Some Americans hoped the Parkland shooting in 2018 would herald a turning point for gun violence in schools. Shootings, and deaths, have continued – and gotten more frequent.
School officials are becoming increasingly wary of TikTok amid concerns that the app poses a risk to student safety and privacy and makes the nation vulnerable to spies.
Extremely young school shooters are not believed to be capable of forming criminal intent.
Youth violence hasn’t let up in Toronto. In fact, it’s getting worse. Community members say it’s a major problem that needs a more holistic solution.
Calls for tougher laws against assaults on teachers have been thwarted by efforts to keep kids in school.
Surveillance cameras, metal detectors, door-locking systems and armed guards have not prevented school shootings. A school safety scholar examines other possible approaches.
School violence prevention requires professionals – counselors, psychologists and social workers – who know how to create an emotionally safe environment. Those staffers are in very short supply.
Waiting for kids to show signs of distress has little value, says a researcher who is pushing schools to take a more proactive approach toward student mental health.
Risk assessments and rigid gun laws are among the tools that can help prevent school massacres, a specialist in youth aggression says.
Putting guns in the hands of schoolteachers is a popular idea among gun-owners and conservatives, but research suggests it may pose more problems than it solves.
School shootings are typically preceded by a series of warning signs. Are educators, police and policymakers paying enough attention?
Teachers say school districts have left them in the lurch in the wake of attacks by students. Some admit they resort to violence themselves to send a message to students who might want to test them.
At the heart of the issue for school children, parents, caregivers and teachers is to confront from a very young age the question of sex, sexuality and gender.
Suspensions don’t just harm Black children – they also harm their parents’ employment, a school discipline expert argues in a forthcoming book.
Decisions on whether to allow corporal punishment in school have been largely local.
Pupils who are victimised at school tend to perform poorly academically, are regularly absent from school, suffer psychological trauma and may eventually drop out of school.
‘Behavior vaccines’ – practices meant to improve safety and well-being – have been around for years.

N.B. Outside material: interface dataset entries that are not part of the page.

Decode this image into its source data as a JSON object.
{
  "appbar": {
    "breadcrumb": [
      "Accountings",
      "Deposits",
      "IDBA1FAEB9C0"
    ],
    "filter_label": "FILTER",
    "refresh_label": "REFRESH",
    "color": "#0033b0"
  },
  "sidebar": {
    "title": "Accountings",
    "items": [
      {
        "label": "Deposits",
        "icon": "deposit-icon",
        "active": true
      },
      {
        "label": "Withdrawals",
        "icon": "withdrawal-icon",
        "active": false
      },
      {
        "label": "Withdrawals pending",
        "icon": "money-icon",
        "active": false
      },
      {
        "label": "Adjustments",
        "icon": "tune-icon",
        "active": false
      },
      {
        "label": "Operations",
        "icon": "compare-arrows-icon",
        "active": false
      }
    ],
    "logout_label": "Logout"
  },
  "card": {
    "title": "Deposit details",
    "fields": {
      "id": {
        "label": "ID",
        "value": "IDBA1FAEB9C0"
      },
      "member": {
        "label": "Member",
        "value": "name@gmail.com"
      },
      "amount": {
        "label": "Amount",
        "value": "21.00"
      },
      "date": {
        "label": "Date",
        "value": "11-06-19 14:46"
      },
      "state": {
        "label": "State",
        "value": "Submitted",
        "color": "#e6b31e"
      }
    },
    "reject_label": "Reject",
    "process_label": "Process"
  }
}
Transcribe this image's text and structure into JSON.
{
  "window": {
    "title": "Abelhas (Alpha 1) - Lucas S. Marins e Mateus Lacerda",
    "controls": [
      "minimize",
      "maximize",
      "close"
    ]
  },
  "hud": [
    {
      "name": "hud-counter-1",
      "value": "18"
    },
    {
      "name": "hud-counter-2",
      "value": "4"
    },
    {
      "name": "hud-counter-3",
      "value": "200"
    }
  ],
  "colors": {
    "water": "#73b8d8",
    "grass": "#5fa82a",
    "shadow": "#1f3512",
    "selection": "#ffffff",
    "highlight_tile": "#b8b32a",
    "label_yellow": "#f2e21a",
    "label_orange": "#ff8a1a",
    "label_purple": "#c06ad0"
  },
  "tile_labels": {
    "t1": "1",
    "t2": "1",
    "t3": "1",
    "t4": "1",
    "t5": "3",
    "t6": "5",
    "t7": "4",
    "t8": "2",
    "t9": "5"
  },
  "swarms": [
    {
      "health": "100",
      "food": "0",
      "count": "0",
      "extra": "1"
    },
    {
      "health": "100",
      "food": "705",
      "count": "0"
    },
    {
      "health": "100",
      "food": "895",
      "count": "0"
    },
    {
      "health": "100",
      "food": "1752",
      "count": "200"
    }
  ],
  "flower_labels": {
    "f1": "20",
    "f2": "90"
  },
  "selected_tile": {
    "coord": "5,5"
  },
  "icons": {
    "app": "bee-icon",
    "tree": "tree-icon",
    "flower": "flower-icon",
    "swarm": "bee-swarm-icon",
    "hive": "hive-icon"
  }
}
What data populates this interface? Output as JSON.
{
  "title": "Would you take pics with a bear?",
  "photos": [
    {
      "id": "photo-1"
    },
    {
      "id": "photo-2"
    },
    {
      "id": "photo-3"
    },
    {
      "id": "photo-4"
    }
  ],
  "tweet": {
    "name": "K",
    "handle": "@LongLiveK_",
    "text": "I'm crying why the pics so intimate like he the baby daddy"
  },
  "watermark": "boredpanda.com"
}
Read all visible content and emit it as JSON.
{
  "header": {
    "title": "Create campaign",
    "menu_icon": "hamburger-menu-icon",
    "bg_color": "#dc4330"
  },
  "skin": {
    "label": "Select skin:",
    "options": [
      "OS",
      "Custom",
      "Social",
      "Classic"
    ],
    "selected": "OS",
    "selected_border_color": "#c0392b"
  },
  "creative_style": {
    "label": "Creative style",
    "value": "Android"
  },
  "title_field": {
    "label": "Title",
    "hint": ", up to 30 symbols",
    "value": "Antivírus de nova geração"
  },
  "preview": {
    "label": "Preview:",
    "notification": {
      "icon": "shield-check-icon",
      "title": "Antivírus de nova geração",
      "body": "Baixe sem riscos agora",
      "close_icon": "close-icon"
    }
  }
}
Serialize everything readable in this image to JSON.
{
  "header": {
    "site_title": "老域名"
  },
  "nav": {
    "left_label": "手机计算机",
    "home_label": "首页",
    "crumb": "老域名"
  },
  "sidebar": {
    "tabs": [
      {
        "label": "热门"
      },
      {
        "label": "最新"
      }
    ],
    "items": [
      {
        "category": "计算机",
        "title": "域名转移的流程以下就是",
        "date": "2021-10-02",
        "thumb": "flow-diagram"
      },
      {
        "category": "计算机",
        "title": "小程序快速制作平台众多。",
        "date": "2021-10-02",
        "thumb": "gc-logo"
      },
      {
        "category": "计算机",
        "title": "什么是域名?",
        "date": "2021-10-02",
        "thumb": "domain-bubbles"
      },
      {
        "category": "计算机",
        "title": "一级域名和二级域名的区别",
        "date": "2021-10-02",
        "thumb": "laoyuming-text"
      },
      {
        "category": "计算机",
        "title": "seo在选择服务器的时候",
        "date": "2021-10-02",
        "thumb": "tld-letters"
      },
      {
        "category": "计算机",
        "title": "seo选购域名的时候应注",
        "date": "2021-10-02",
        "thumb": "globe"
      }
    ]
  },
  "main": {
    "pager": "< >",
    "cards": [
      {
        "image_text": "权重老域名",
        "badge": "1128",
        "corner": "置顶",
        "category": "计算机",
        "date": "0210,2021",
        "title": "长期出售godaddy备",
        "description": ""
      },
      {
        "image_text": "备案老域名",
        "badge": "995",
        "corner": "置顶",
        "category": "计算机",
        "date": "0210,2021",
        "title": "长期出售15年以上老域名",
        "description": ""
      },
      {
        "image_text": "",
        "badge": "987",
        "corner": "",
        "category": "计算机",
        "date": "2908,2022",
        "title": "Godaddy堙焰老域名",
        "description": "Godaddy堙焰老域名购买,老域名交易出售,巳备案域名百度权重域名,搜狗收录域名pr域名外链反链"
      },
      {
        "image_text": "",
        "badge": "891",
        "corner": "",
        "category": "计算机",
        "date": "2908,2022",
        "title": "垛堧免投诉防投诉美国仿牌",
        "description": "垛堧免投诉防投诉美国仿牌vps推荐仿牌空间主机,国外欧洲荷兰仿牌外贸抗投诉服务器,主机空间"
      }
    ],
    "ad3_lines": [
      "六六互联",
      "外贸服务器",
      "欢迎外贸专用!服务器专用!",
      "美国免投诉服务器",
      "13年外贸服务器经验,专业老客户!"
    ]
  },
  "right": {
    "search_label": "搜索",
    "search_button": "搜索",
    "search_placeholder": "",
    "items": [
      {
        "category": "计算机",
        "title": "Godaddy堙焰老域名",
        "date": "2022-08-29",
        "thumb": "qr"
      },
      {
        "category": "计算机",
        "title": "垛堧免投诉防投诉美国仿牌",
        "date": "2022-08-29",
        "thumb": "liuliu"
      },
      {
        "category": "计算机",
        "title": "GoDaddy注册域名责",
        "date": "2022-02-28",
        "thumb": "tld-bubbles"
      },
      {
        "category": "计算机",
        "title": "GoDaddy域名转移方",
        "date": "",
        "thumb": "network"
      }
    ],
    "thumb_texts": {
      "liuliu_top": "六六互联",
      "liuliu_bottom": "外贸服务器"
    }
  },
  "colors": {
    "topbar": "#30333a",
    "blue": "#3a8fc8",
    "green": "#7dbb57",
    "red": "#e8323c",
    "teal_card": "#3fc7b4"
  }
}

An educational psychologist says they are particularly important for schools to adopt now.
A former deputy chancellor of New York City schools explains why the police don’t need to patrol the nation’s public schools.
Attacks on schools and children evoke a strong emotional response, which is a definitive goal of terrorist groups.